**Task brief:**
Please give back each line of the material unchanged, but without the images.

____________________

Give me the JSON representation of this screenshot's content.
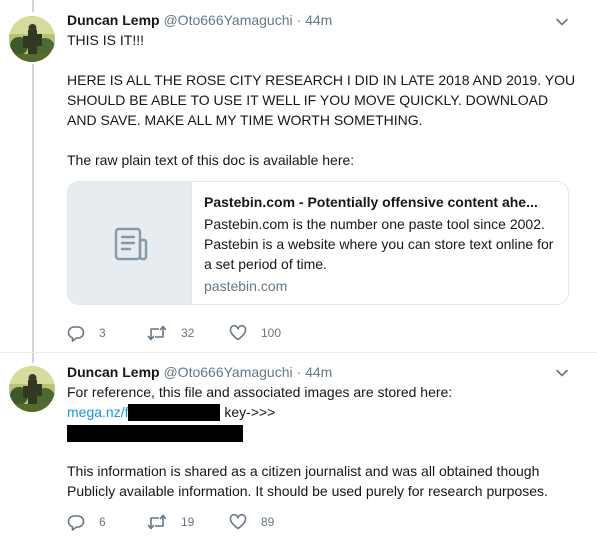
{
  "tweets": [
    {
      "author": {
        "name": "Duncan Lemp",
        "handle": "@Oto666Yamaguchi",
        "separator": "·",
        "time": "44m"
      },
      "text": {
        "line1": "THIS IS IT!!!",
        "para2": "HERE IS ALL THE ROSE CITY RESEARCH I DID IN LATE 2018 AND 2019. YOU SHOULD BE ABLE TO USE IT WELL IF YOU MOVE QUICKLY. DOWNLOAD AND SAVE. MAKE ALL MY TIME WORTH SOMETHING.",
        "para3": "The raw plain text of this doc is available here:"
      },
      "card": {
        "title": "Pastebin.com - Potentially offensive content ahe...",
        "description": "Pastebin.com is the number one paste tool since 2002. Pastebin is a website where you can store text online for a set period of time.",
        "domain": "pastebin.com",
        "thumb_icon": "document-icon"
      },
      "actions": {
        "replies": "3",
        "retweets": "32",
        "likes": "100"
      }
    },
    {
      "author": {
        "name": "Duncan Lemp",
        "handle": "@Oto666Yamaguchi",
        "separator": "·",
        "time": "44m"
      },
      "text": {
        "line1": "For reference, this file and associated images are stored here:",
        "link_prefix": "mega.nz/f",
        "after_link": " key->>>",
        "para2": "This information is shared as a citizen journalist and was all obtained though Publicly available information. It should be used purely for research purposes."
      },
      "actions": {
        "replies": "6",
        "retweets": "19",
        "likes": "89"
      }
    }
  ],
  "colors": {
    "text": "#14171a",
    "secondary": "#657786",
    "link": "#1b95e0",
    "border": "#e1e8ed",
    "thread_line": "#ccd6dd",
    "card_thumb_bg": "#e6ecf0"
  },
  "icons": [
    "reply-icon",
    "retweet-icon",
    "like-icon",
    "caret-down-icon",
    "document-icon",
    "avatar"
  ]
}
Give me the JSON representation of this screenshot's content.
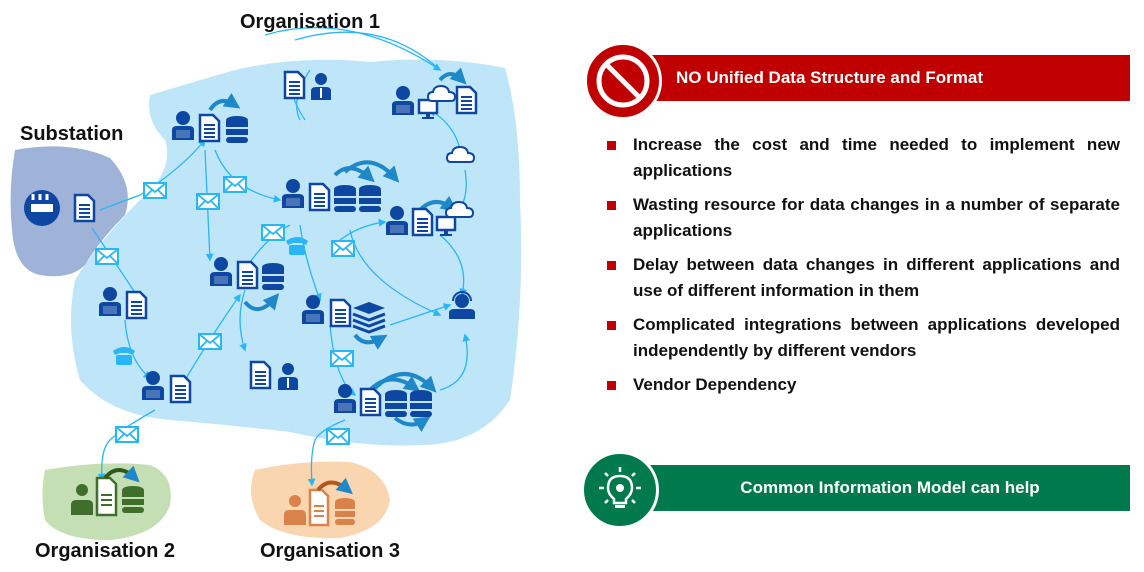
{
  "diagram": {
    "labels": {
      "organisation_1": "Organisation 1",
      "substation": "Substation",
      "organisation_2": "Organisation 2",
      "organisation_3": "Organisation 3"
    },
    "colors": {
      "org1_region": "#bfe6f8",
      "substation_region": "#9fb3d9",
      "org2_region": "#c5dfb5",
      "org3_region": "#f9d5b0",
      "icon_primary": "#0d47a1",
      "icon_light": "#29b6f6",
      "org2_icon": "#3f6f2a",
      "org3_icon": "#d9824a"
    }
  },
  "problem": {
    "banner_icon": "prohibited-icon",
    "title": "NO Unified Data Structure and Format",
    "accent": "#c00000",
    "issues": [
      "Increase the cost and time needed to implement new applications",
      "Wasting resource for data changes in a number of separate applications",
      "Delay between data changes in different applications and use of different information in them",
      "Complicated integrations between applications developed independently by different vendors",
      "Vendor Dependency"
    ]
  },
  "solution": {
    "banner_icon": "lightbulb-gear-icon",
    "title": "Common Information Model can help",
    "accent": "#007a4d"
  }
}
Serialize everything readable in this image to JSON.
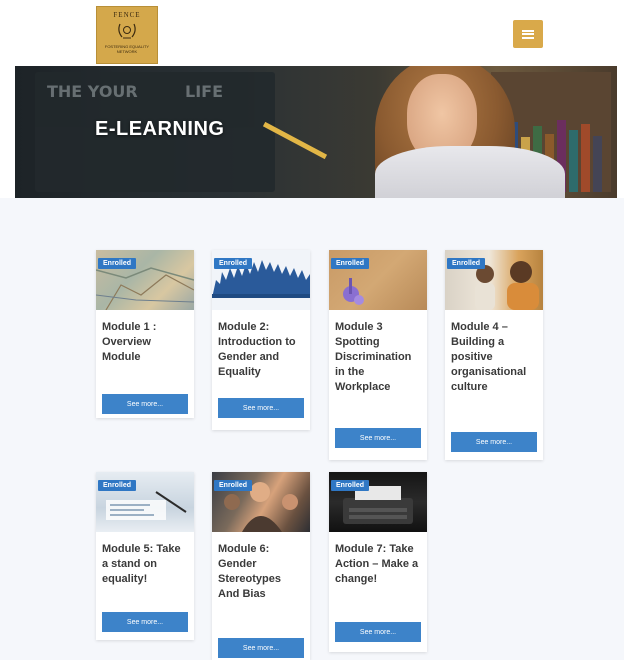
{
  "header": {
    "logo_top": "FENCE",
    "logo_bottom": "FOSTERING EQUALITY NETWORK",
    "menu_icon": "hamburger-icon"
  },
  "hero": {
    "title": "E-LEARNING",
    "chalk_words": [
      "THE YOUR",
      "LIFE"
    ]
  },
  "colors": {
    "accent_gold": "#d9a94a",
    "badge_blue": "#2f77c4",
    "button_blue": "#3d83c9",
    "content_bg": "#f5f7fb"
  },
  "modules": [
    {
      "badge": "Enrolled",
      "title": "Module 1 : Overview Module",
      "button": "See more..."
    },
    {
      "badge": "Enrolled",
      "title": "Module 2: Introduction to Gender and Equality",
      "button": "See more..."
    },
    {
      "badge": "Enrolled",
      "title": "Module 3 Spotting Discrimination in the Workplace",
      "button": "See more..."
    },
    {
      "badge": "Enrolled",
      "title": "Module 4 – Building a positive organisational culture",
      "button": "See more..."
    },
    {
      "badge": "Enrolled",
      "title": "Module 5: Take a stand on equality!",
      "button": "See more..."
    },
    {
      "badge": "Enrolled",
      "title": "Module 6: Gender Stereotypes And Bias",
      "button": "See more..."
    },
    {
      "badge": "Enrolled",
      "title": "Module 7: Take Action – Make a change!",
      "button": "See more..."
    }
  ]
}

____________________

**Solution for this exercise:**
Give me the JSON representation of this screenshot's content.
{
  "tweets": [
    {
      "author": {
        "name": "Duncan Lemp",
        "handle": "@Oto666Yamaguchi",
        "separator": "·",
        "time": "44m"
      },
      "text": {
        "line1": "THIS IS IT!!!",
        "para2": "HERE IS ALL THE ROSE CITY RESEARCH I DID IN LATE 2018 AND 2019. YOU SHOULD BE ABLE TO USE IT WELL IF YOU MOVE QUICKLY. DOWNLOAD AND SAVE. MAKE ALL MY TIME WORTH SOMETHING.",
        "para3": "The raw plain text of this doc is available here:"
      },
      "card": {
        "title": "Pastebin.com - Potentially offensive content ahe...",
        "description": "Pastebin.com is the number one paste tool since 2002. Pastebin is a website where you can store text online for a set period of time.",
        "domain": "pastebin.com",
        "thumb_icon": "document-icon"
      },
      "actions": {
        "replies": "3",
        "retweets": "32",
        "likes": "100"
      }
    },
    {
      "author": {
        "name": "Duncan Lemp",
        "handle": "@Oto666Yamaguchi",
        "separator": "·",
        "time": "44m"
      },
      "text": {
        "line1": "For reference, this file and associated images are stored here:",
        "link_prefix": "mega.nz/f",
        "after_link": " key->>>",
        "para2": "This information is shared as a citizen journalist and was all obtained though Publicly available information. It should be used purely for research purposes."
      },
      "actions": {
        "replies": "6",
        "retweets": "19",
        "likes": "89"
      }
    }
  ],
  "colors": {
    "text": "#14171a",
    "secondary": "#657786",
    "link": "#1b95e0",
    "border": "#e1e8ed",
    "thread_line": "#ccd6dd",
    "card_thumb_bg": "#e6ecf0"
  },
  "icons": [
    "reply-icon",
    "retweet-icon",
    "like-icon",
    "caret-down-icon",
    "document-icon",
    "avatar"
  ]
}
Give me the JSON representation of this screenshot's content.
{
  "diagram": {
    "labels": {
      "organisation_1": "Organisation 1",
      "substation": "Substation",
      "organisation_2": "Organisation 2",
      "organisation_3": "Organisation 3"
    },
    "colors": {
      "org1_region": "#bfe6f8",
      "substation_region": "#9fb3d9",
      "org2_region": "#c5dfb5",
      "org3_region": "#f9d5b0",
      "icon_primary": "#0d47a1",
      "icon_light": "#29b6f6",
      "org2_icon": "#3f6f2a",
      "org3_icon": "#d9824a"
    }
  },
  "problem": {
    "banner_icon": "prohibited-icon",
    "title": "NO Unified Data Structure and Format",
    "accent": "#c00000",
    "issues": [
      "Increase the cost and time needed to implement new applications",
      "Wasting resource for data changes in a number of separate applications",
      "Delay between data changes in different applications and use of different information in them",
      "Complicated integrations between applications developed independently by different vendors",
      "Vendor Dependency"
    ]
  },
  "solution": {
    "banner_icon": "lightbulb-gear-icon",
    "title": "Common Information Model can help",
    "accent": "#007a4d"
  }
}
Serialize everything readable in this image to JSON.
{
  "header": {
    "logo_top": "FENCE",
    "logo_bottom": "FOSTERING EQUALITY NETWORK",
    "menu_icon": "hamburger-icon"
  },
  "hero": {
    "title": "E-LEARNING",
    "chalk_words": [
      "THE YOUR",
      "LIFE"
    ]
  },
  "colors": {
    "accent_gold": "#d9a94a",
    "badge_blue": "#2f77c4",
    "button_blue": "#3d83c9",
    "content_bg": "#f5f7fb"
  },
  "modules": [
    {
      "badge": "Enrolled",
      "title": "Module 1 : Overview Module",
      "button": "See more..."
    },
    {
      "badge": "Enrolled",
      "title": "Module 2: Introduction to Gender and Equality",
      "button": "See more..."
    },
    {
      "badge": "Enrolled",
      "title": "Module 3 Spotting Discrimination in the Workplace",
      "button": "See more..."
    },
    {
      "badge": "Enrolled",
      "title": "Module 4 – Building a positive organisational culture",
      "button": "See more..."
    },
    {
      "badge": "Enrolled",
      "title": "Module 5: Take a stand on equality!",
      "button": "See more..."
    },
    {
      "badge": "Enrolled",
      "title": "Module 6: Gender Stereotypes And Bias",
      "button": "See more..."
    },
    {
      "badge": "Enrolled",
      "title": "Module 7: Take Action – Make a change!",
      "button": "See more..."
    }
  ]
}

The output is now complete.